The defense of Stojan Zupljanin, war-time chief of the Security Services Center in Banja Luka, called for his acquittal on all counts in the indictment of for a minimum sentence. The defense labeled the prosecution’s demand for life imprisonment for Zupljanin ‘senseless’
The trial for crimes against Bosnian Croats and Muslims in 1992 ended with the closing argument of Stojan Zupljanin’s defense. Zupljanin, former chief of the Banja Luka police, was charged together with Mico Stanisic, the first Bosnian Serb interior minister, with persecution on political, racial or religious grounds, extermination, murder, torture, cruel treatment and deportation of non-Serb population in 20 BH municipalities.
The only adequate verdict for Stojan Zupljanin was his acquittal on all counts in the indictment, Michelle Butler, a member of the defense team said today, labeling the prosecution’s demand for life imprisonment ‘senseless’. If the judges decided to convict Zupljanin, his defense counsel Butler asked them to impose a minimum sentence. The judges should take into consideration the fact that the accused ‘didn’t participate directly in the commission of any crimes’ and ‘tried’ to prevent crimes and punish perpetrators, Butler noted. Finally, Butler urged the Trial Chamber to take into consideration ‘the many testimonials of Zupljanin’s good character’.
The defense didn’t deny that the crimes listed in the indictment happened, but claimed it was not up to the police to punish the perpetrators. Zupljanin was formally the superior of the Banja Luka police but he lacked ‘effective control’ over its members, the defense argued. The power to do it lay with the SDS municipal crisis staffs and the VRS. They had ‘disproportionately greater powers’ than Zupljanin who was ‘sidelined’.

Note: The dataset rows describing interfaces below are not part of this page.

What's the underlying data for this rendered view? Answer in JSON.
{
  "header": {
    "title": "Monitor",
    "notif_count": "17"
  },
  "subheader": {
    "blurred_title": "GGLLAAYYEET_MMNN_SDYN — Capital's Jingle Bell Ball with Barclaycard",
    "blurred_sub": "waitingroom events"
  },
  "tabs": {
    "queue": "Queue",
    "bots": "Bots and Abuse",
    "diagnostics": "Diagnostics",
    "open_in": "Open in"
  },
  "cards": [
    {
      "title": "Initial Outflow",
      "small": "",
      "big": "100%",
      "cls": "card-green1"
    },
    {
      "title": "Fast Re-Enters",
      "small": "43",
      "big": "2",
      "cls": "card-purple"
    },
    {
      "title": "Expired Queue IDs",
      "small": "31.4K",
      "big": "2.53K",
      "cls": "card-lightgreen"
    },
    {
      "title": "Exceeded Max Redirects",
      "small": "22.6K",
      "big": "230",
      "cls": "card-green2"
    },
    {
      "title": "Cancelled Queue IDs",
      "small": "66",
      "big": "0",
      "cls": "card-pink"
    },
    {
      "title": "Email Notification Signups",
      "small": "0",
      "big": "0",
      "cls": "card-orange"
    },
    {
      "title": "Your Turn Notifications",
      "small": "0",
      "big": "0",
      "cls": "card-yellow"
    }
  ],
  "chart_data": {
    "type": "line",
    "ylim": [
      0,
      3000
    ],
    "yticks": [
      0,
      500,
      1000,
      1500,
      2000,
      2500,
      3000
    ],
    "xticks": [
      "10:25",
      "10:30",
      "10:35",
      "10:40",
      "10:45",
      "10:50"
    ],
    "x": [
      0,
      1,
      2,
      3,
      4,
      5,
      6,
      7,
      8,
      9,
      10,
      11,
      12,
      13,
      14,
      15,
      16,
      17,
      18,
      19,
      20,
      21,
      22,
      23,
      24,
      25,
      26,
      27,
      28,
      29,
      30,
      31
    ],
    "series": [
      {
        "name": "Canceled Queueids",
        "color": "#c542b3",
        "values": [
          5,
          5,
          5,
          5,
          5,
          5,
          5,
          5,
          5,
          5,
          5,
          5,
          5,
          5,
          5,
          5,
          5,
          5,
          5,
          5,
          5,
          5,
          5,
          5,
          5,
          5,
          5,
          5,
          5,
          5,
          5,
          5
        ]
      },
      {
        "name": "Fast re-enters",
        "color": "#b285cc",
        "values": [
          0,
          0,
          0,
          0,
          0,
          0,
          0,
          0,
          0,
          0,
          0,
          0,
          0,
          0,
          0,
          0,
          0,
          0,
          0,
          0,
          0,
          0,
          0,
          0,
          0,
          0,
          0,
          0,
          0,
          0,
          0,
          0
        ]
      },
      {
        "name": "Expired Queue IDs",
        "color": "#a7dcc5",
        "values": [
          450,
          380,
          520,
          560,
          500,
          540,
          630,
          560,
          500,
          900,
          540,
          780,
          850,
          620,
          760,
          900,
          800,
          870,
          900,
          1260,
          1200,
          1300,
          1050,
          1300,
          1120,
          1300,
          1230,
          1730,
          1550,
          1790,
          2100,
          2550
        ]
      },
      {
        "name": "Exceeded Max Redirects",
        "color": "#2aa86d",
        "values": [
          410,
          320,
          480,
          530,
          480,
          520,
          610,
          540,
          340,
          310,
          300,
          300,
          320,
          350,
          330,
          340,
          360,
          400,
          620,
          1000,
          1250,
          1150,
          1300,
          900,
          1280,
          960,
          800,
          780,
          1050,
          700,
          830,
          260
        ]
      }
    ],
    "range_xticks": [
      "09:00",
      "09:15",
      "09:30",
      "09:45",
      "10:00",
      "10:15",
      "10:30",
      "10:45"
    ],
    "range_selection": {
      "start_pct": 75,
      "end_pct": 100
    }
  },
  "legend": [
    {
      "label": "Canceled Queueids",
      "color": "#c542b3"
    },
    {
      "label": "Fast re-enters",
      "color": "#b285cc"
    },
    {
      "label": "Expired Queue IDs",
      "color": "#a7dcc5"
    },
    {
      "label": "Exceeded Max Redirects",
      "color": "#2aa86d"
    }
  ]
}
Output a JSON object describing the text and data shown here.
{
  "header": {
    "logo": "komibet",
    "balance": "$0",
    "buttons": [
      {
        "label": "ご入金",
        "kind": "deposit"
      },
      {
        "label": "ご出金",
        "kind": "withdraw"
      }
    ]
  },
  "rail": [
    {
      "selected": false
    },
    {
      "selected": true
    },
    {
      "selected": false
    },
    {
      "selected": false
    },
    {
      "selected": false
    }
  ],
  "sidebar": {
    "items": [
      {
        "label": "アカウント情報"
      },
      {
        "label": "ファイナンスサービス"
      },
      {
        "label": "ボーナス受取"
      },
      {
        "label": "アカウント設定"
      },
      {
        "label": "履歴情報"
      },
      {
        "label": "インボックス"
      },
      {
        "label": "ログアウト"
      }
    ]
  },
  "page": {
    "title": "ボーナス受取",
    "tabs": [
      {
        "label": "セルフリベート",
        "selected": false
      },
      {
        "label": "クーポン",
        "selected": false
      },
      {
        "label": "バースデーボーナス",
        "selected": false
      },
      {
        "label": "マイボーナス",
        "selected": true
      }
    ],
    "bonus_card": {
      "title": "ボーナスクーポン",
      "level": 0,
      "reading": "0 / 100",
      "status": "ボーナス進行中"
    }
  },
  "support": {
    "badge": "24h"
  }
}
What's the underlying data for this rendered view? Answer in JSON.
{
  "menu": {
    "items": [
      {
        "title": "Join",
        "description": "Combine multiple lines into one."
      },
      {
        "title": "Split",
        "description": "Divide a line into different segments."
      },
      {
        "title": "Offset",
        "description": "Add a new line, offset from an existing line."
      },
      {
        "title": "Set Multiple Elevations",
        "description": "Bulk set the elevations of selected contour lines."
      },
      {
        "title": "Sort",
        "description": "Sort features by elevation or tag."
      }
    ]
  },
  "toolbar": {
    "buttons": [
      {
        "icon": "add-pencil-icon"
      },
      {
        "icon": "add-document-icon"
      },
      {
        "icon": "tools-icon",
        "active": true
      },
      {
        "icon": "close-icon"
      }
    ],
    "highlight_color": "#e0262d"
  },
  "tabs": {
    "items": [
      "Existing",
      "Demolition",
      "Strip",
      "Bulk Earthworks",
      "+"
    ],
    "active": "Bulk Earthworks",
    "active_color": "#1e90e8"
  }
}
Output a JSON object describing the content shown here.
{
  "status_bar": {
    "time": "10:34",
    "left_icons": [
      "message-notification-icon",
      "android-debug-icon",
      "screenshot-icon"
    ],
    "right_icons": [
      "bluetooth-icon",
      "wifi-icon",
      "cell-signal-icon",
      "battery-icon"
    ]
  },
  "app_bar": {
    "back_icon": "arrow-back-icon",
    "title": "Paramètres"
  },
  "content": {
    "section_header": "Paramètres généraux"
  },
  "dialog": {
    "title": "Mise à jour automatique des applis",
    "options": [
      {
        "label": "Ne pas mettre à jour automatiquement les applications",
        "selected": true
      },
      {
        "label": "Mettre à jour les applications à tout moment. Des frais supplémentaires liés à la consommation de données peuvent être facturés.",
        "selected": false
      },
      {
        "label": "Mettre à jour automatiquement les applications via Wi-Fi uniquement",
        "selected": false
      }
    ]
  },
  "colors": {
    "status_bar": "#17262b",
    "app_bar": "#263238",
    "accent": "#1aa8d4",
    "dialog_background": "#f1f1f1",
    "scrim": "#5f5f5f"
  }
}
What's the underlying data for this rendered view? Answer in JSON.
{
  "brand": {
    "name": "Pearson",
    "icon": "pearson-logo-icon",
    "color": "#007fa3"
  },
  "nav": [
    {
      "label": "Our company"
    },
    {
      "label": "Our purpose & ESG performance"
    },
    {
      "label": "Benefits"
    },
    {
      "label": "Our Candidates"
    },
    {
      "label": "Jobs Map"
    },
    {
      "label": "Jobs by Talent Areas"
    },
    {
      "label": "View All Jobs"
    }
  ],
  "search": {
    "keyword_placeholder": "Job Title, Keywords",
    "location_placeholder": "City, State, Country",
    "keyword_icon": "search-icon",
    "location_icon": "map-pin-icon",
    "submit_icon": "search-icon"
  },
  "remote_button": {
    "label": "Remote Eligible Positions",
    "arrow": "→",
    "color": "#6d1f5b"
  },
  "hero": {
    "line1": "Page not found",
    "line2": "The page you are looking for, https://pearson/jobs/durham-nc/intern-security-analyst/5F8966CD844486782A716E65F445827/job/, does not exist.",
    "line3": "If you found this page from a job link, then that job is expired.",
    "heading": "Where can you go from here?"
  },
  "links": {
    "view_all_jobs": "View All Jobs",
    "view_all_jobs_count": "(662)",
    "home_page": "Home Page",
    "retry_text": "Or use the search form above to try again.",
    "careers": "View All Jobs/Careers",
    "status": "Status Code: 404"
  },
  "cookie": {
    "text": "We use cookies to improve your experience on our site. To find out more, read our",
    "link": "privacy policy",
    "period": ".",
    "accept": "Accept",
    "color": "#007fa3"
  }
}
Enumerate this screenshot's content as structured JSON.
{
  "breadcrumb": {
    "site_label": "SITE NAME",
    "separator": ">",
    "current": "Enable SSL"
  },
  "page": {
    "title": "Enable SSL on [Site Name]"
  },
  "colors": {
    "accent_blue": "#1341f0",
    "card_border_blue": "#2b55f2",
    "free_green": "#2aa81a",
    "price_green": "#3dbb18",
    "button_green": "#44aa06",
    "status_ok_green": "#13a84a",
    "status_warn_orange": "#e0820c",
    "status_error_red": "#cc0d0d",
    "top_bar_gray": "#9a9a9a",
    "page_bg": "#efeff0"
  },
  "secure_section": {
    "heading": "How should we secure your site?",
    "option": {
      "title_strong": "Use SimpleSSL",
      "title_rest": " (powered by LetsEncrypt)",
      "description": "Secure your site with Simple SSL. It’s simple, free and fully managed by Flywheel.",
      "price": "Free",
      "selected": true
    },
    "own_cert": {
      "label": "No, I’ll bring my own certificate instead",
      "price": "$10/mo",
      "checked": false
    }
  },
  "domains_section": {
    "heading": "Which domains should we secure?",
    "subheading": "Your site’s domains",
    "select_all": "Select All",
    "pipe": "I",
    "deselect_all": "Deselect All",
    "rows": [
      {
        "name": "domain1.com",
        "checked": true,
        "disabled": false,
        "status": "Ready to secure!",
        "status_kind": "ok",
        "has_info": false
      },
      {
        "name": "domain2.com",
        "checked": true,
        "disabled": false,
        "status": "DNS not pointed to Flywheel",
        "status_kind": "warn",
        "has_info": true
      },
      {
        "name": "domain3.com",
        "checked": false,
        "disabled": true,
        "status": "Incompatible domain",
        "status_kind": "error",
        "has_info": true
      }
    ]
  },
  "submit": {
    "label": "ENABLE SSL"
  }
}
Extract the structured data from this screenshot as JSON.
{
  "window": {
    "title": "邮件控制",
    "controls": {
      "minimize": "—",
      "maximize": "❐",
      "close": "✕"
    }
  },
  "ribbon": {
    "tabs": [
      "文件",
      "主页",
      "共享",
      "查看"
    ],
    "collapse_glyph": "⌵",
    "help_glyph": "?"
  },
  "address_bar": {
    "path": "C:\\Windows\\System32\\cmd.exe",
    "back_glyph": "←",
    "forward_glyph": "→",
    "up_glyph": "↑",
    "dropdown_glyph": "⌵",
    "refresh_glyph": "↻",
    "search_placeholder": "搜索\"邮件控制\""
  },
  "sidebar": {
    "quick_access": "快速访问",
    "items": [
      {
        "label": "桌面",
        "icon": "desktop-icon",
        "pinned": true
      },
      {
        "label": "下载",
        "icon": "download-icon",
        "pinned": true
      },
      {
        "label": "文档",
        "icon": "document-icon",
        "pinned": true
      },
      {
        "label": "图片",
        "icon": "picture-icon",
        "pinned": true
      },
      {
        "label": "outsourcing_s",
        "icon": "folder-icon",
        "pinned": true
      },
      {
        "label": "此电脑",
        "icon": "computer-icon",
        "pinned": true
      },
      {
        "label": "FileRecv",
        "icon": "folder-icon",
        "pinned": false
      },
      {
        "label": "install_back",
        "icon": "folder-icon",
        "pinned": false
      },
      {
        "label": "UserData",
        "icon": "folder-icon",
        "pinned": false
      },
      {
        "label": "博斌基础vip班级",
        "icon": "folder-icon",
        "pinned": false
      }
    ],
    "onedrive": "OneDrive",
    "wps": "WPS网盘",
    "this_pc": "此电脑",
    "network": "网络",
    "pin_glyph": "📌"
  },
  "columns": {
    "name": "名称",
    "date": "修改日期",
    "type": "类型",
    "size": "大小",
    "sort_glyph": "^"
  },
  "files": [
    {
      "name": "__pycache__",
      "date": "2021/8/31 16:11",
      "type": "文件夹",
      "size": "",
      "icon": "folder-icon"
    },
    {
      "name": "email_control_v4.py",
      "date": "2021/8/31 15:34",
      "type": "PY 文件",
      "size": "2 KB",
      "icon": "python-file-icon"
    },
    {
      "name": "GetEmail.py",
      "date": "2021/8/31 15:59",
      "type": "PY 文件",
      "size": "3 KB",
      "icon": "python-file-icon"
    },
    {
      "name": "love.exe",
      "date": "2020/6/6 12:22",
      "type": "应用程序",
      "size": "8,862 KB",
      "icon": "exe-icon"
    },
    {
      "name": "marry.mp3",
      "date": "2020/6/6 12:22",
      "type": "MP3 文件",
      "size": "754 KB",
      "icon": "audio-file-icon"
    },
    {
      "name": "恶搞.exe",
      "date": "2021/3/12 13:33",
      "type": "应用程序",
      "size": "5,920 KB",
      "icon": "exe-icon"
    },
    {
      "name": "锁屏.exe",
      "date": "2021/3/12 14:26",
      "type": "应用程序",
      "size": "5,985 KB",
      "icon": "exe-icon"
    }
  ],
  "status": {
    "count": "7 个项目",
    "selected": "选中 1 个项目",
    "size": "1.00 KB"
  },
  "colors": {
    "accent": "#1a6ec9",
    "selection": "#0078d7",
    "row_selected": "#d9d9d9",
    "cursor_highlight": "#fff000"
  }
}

The defense denied that the accused played a ‘key role’ in the implementation of the joint criminal enterprise, that he aided and abetted the crimes and that he had command responsibility over those police units, including the Banja Luka special unit, that committed crimes. In practice, Zupljanin’s orders weren’t obeyed, the defense claimed, and as soon as Zupljanin would hear of crimes he would try to investigate them and to punish the perpetrators.
After the closing argument, the accused Zupljanin addressed the Trial Chamber. As he said, ‘I am sincerely sorry and I sympathize with the victims for their suffering’. The first accused Stanisic didn’t want to address the judges.The presentation of evidence at the trial of Stanisic and Zupljanin began in September 2009 and was completed in mid-March 2012. In more than two years, the court heard the testimony of a total of 147 witnesses. The prosecution called 127 witnesses, Stanisic’s defense called seven and Zupljanin’s defense called ten witnesses. Three witnesses were called by the Trial Chamber. After the hearing ended, the judges withdrew to deliberate on the judgment.